Assignment:
If a line in the records below holds the word "label", copy it.

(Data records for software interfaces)
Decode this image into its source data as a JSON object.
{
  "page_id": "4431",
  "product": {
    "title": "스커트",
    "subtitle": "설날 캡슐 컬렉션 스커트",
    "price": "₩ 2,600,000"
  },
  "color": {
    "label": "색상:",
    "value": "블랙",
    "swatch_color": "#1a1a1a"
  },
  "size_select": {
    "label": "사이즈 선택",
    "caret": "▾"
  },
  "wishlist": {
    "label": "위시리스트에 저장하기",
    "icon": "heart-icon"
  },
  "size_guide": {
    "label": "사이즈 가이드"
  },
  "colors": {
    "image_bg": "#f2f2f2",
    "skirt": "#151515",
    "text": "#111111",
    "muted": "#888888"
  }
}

Answer to the problem:
    "label": "색상:",
    "label": "사이즈 선택",
    "label": "위시리스트에 저장하기",
    "label": "사이즈 가이드"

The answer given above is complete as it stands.